City of Milwaukee v. Activated Sludge, 69 F.2d 577, 593 (7th Cir. 1934) (refusing to enter permanent injunction enjoining future infringement where injunction would leave the entire “community without any means for disposal of raw sewage other than running it into Lake Michigan, thereby polluting its waters and endangering the health and lives of that and other adjoining communities”).
Hybritech Inc. v. Abbott Laboratories, 849 F.2d 1446, 1457 (Fed. Cir. 1988).
Amgen Inc. v. Sanofi, No. CV 14-1317-SLR, 2017 WL 61725, *3 (D. Del. Jan. 5, 2017). The injunction was stayed, and the patents-at-issue later invalidated on remand from the Federal Circuit.
The opinions expressed are those of the authors on the date noted above and do not necessarily reflect the views of Fish & Richardson P.C., any other of its lawyers, its clients, or any of its or their respective affiliates. This post is for general information purposes only and is not intended to be and should not be taken as legal advice. No attorney-client relationship is formed.
Mr. Coggio is of counsel to the New York office of Fish & Richardson P.C. He has extensive law firm experience as a senior trial attorney and counselor and has litigated disputes across a wide range of technologies with a particular focus in chemical, pharmaceutical, medical device, and biotechnology. He has also been involved in cases...
Cheryl Wang’s intellectual property litigation practice spans a wide range of technology, including life sciences, pharmaceuticals, biotechnology, software, hardware, and medical devices. Ms. Wang has worked on a variety of technologies, including pharmaceutical formulations, antibodies, biologics, immunotherapy, CRISPR, sleep apnea devices,...

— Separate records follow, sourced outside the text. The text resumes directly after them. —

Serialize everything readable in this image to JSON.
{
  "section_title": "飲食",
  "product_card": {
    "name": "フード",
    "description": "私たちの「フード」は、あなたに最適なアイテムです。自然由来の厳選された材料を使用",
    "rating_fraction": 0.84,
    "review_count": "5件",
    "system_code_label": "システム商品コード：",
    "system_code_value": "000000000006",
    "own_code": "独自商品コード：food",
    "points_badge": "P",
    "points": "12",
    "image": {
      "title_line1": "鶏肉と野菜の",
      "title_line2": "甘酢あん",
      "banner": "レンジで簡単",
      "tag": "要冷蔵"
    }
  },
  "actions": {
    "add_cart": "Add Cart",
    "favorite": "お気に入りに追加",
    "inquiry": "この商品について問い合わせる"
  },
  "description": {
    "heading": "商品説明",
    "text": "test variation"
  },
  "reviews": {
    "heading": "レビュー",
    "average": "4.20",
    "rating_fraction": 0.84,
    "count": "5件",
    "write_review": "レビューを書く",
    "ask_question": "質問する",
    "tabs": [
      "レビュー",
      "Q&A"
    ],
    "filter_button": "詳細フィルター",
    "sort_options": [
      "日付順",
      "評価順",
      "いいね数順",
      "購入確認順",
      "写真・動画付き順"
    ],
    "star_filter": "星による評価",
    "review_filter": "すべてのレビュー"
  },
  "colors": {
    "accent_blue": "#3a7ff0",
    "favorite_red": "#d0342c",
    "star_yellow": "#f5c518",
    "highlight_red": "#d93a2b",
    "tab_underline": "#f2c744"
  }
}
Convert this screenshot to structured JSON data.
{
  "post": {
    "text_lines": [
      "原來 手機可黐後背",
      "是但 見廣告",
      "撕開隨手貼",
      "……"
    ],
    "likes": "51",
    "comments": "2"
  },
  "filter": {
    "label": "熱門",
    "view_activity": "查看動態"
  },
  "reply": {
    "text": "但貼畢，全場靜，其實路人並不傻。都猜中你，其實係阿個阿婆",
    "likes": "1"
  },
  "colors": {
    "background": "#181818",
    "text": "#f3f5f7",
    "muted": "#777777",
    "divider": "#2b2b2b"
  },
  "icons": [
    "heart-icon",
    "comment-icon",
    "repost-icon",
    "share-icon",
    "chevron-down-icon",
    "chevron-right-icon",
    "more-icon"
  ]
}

Sushil Iyer (formerly Sushil Shrinivasan), Ph.D., is a principal in the Dallas office of Fish & Richardson P.C. He began his patent law career in 2006 as a technology specialist in the firm’s Southern California office. Between 2008 and 2012, he was a student-associate and patent agent in the firm’s Washington, D.C., office. Since 2012, he...